> _TASK DESCRIPTION_:
From the entries, copy each line that includes "header".

> _EXCERPTED RECORDS_:
----------
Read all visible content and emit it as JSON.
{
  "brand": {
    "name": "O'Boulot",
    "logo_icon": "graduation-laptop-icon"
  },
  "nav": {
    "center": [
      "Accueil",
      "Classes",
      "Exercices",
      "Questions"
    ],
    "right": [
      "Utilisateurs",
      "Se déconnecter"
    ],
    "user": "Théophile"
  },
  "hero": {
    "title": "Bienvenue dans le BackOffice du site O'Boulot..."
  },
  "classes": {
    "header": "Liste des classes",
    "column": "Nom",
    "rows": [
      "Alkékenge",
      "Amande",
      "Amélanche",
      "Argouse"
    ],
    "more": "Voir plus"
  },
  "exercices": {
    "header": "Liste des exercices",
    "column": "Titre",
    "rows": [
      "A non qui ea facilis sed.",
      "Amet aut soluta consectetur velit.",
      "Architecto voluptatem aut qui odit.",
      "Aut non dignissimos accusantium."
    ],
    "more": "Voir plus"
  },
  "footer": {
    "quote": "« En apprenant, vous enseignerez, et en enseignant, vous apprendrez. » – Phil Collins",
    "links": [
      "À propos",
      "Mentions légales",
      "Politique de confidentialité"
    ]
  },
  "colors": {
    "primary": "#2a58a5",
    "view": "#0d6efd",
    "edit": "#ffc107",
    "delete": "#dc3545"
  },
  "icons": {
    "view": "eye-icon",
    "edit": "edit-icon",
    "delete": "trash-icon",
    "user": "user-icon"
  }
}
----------
> _TASK SOLUTION_:
    "header": "Liste des classes",
    "header": "Liste des exercices",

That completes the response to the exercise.